[Dataset excerpts]
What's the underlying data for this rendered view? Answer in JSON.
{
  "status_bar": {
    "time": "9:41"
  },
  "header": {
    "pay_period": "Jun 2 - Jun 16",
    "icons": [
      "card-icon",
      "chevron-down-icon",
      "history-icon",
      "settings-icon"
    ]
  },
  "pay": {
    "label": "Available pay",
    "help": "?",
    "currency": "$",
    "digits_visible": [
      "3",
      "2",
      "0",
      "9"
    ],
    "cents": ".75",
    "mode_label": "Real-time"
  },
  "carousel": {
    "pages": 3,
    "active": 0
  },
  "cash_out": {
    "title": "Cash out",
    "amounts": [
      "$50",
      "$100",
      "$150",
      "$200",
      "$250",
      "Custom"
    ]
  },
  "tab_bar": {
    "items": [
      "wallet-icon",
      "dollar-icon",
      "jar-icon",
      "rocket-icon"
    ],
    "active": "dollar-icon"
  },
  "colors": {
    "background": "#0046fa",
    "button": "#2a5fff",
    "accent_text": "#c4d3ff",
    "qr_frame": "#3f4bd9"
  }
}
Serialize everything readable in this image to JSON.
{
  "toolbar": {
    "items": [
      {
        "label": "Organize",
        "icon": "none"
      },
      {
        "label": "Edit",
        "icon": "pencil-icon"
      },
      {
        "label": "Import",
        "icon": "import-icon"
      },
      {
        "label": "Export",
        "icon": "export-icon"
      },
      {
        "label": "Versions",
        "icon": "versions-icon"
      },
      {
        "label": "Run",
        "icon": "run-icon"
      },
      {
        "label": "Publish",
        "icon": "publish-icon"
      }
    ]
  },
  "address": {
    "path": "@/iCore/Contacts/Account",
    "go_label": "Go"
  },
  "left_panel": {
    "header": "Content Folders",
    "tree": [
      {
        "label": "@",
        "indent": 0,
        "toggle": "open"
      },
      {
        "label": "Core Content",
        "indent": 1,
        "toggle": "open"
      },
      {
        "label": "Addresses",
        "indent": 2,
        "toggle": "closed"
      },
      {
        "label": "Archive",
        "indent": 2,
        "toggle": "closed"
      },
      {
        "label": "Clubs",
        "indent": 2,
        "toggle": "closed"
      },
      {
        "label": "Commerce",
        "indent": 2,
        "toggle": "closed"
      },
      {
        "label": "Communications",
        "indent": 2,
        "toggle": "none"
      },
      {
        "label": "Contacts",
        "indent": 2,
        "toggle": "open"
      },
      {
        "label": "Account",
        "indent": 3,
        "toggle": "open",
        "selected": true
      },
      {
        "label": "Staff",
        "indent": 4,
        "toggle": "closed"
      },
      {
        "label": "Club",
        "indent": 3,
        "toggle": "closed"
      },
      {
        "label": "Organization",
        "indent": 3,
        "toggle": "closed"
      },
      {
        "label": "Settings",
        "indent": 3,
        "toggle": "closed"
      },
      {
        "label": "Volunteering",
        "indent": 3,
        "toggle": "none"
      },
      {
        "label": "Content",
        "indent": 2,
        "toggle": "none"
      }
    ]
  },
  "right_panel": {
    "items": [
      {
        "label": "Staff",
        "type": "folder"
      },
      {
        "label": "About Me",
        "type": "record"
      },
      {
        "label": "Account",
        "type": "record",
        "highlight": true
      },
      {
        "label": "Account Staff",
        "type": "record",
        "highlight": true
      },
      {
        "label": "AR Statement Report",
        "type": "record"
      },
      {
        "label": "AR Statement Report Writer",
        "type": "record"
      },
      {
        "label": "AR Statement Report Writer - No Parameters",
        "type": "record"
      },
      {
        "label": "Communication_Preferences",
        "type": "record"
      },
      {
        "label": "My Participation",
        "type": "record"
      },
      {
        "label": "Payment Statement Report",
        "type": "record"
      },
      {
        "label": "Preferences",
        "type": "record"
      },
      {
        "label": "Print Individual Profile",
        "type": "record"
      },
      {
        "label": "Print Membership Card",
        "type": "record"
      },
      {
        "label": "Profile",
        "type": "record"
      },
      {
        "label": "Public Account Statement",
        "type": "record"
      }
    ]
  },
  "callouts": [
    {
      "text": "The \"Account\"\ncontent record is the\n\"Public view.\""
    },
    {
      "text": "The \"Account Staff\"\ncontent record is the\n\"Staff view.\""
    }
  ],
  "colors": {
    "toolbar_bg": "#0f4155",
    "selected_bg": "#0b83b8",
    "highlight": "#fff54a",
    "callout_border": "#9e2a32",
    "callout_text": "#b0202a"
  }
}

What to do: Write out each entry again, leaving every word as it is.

Problem solution:
What's the underlying data for this rendered view? Answer in JSON.
{
  "status_bar": {
    "time": "9:41"
  },
  "header": {
    "pay_period": "Jun 2 - Jun 16",
    "icons": [
      "card-icon",
      "chevron-down-icon",
      "history-icon",
      "settings-icon"
    ]
  },
  "pay": {
    "label": "Available pay",
    "help": "?",
    "currency": "$",
    "digits_visible": [
      "3",
      "2",
      "0",
      "9"
    ],
    "cents": ".75",
    "mode_label": "Real-time"
  },
  "carousel": {
    "pages": 3,
    "active": 0
  },
  "cash_out": {
    "title": "Cash out",
    "amounts": [
      "$50",
      "$100",
      "$150",
      "$200",
      "$250",
      "Custom"
    ]
  },
  "tab_bar": {
    "items": [
      "wallet-icon",
      "dollar-icon",
      "jar-icon",
      "rocket-icon"
    ],
    "active": "dollar-icon"
  },
  "colors": {
    "background": "#0046fa",
    "button": "#2a5fff",
    "accent_text": "#c4d3ff",
    "qr_frame": "#3f4bd9"
  }
}
Serialize everything readable in this image to JSON.
{
  "toolbar": {
    "items": [
      {
        "label": "Organize",
        "icon": "none"
      },
      {
        "label": "Edit",
        "icon": "pencil-icon"
      },
      {
        "label": "Import",
        "icon": "import-icon"
      },
      {
        "label": "Export",
        "icon": "export-icon"
      },
      {
        "label": "Versions",
        "icon": "versions-icon"
      },
      {
        "label": "Run",
        "icon": "run-icon"
      },
      {
        "label": "Publish",
        "icon": "publish-icon"
      }
    ]
  },
  "address": {
    "path": "@/iCore/Contacts/Account",
    "go_label": "Go"
  },
  "left_panel": {
    "header": "Content Folders",
    "tree": [
      {
        "label": "@",
        "indent": 0,
        "toggle": "open"
      },
      {
        "label": "Core Content",
        "indent": 1,
        "toggle": "open"
      },
      {
        "label": "Addresses",
        "indent": 2,
        "toggle": "closed"
      },
      {
        "label": "Archive",
        "indent": 2,
        "toggle": "closed"
      },
      {
        "label": "Clubs",
        "indent": 2,
        "toggle": "closed"
      },
      {
        "label": "Commerce",
        "indent": 2,
        "toggle": "closed"
      },
      {
        "label": "Communications",
        "indent": 2,
        "toggle": "none"
      },
      {
        "label": "Contacts",
        "indent": 2,
        "toggle": "open"
      },
      {
        "label": "Account",
        "indent": 3,
        "toggle": "open",
        "selected": true
      },
      {
        "label": "Staff",
        "indent": 4,
        "toggle": "closed"
      },
      {
        "label": "Club",
        "indent": 3,
        "toggle": "closed"
      },
      {
        "label": "Organization",
        "indent": 3,
        "toggle": "closed"
      },
      {
        "label": "Settings",
        "indent": 3,
        "toggle": "closed"
      },
      {
        "label": "Volunteering",
        "indent": 3,
        "toggle": "none"
      },
      {
        "label": "Content",
        "indent": 2,
        "toggle": "none"
      }
    ]
  },
  "right_panel": {
    "items": [
      {
        "label": "Staff",
        "type": "folder"
      },
      {
        "label": "About Me",
        "type": "record"
      },
      {
        "label": "Account",
        "type": "record",
        "highlight": true
      },
      {
        "label": "Account Staff",
        "type": "record",
        "highlight": true
      },
      {
        "label": "AR Statement Report",
        "type": "record"
      },
      {
        "label": "AR Statement Report Writer",
        "type": "record"
      },
      {
        "label": "AR Statement Report Writer - No Parameters",
        "type": "record"
      },
      {
        "label": "Communication_Preferences",
        "type": "record"
      },
      {
        "label": "My Participation",
        "type": "record"
      },
      {
        "label": "Payment Statement Report",
        "type": "record"
      },
      {
        "label": "Preferences",
        "type": "record"
      },
      {
        "label": "Print Individual Profile",
        "type": "record"
      },
      {
        "label": "Print Membership Card",
        "type": "record"
      },
      {
        "label": "Profile",
        "type": "record"
      },
      {
        "label": "Public Account Statement",
        "type": "record"
      }
    ]
  },
  "callouts": [
    {
      "text": "The \"Account\"\ncontent record is the\n\"Public view.\""
    },
    {
      "text": "The \"Account Staff\"\ncontent record is the\n\"Staff view.\""
    }
  ],
  "colors": {
    "toolbar_bg": "#0f4155",
    "selected_bg": "#0b83b8",
    "highlight": "#fff54a",
    "callout_border": "#9e2a32",
    "callout_text": "#b0202a"
  }
}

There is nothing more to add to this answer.